Your child's primary teeth may not be permanent, but they are precursors for the teeth that will be. Decay that begins in primary teeth can cause problems with underlying adult teeth. In addition, since primary teeth serve as space-keepers, your child may need braces if primary teeth are extracted early due to tooth decay. Here are a few steps you can take at home to prevent your child's teeth from decaying:
Brush and floss with your child.
Your child will learn his or her dental hygiene habits from you, and even if you are ensuring that your child brushes or flosses regularly, he or she may not be doing it correctly. Take two minutes out of your morning and nighttime routine to brush and floss with your child. Stop periodically to give your child pointers on technique, such as brushing his or her tongue and being sure to give extra attention to back teeth. Molars can be more cavity-prone because of the deep crevices in which plaque and bacteria can settle.
Use toothpaste for kids.
Children don't tend to like the intense mint flavor of most adult toothpastes, and they may rush through their brushing routine to avoid the burning sensation that minty toothpaste can produce in a little mouth. If your child is under the age of two, he or she should be using non-fluoridated toothpaste that is specifically designed for young children. However, kids who are two years old or older can use pea-sized amount of fluoridated toothpaste. It is still best to use a brand of paste that is designed with a mild or sweet flavor for kids. Allowing your child to choose his or her own toothpaste can also encourage him or her to brush.

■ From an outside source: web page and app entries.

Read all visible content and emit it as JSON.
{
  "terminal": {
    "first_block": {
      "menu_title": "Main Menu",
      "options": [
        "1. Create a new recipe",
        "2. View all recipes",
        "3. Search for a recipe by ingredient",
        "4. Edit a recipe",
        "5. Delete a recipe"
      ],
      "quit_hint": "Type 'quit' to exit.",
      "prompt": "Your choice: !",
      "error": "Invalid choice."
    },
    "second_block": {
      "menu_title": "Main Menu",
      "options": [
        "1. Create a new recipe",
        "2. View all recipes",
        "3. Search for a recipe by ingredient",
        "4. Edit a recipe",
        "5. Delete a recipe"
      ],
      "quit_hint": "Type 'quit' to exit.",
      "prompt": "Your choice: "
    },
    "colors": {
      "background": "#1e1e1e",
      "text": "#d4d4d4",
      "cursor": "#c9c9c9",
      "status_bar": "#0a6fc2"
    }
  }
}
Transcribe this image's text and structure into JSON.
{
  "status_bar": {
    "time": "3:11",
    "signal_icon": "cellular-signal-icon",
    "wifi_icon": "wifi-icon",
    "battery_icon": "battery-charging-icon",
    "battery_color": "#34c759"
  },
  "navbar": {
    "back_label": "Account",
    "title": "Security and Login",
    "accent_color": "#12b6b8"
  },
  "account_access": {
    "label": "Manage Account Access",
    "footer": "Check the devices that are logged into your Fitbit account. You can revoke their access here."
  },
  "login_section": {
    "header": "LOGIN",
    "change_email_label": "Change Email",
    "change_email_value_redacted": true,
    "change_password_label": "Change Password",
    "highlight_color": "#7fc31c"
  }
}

Throw out the bottle.
As soon as your child is capable of drinking from a cup, usually around 12 months, it's time to wean them off a bottle. Your little one may protest a bit at first. However, allowing your child to suck on a bottle filled with milk or juice throughout the day or just before bedtime can result in baby bottle tooth decay. Little teeth that were once white and shiny can become discolored and decayed.
Brush after medicine.
If your child has a chronic condition that requires daily medication, be sure to have him or her brush after you dispense the medicine. Most liquid medications for children are flavored, and some contain sugary additives to help mask the bitter taste of the drug, which you don't want lingering on the teeth.
Your child's oral health depends heavily on you. Establish a good brushing and flossing routine, and take your youngster to the dentist regularly. If you have not scheduled an appointment within the last six months, contact a company like Southridge Dental dentist today.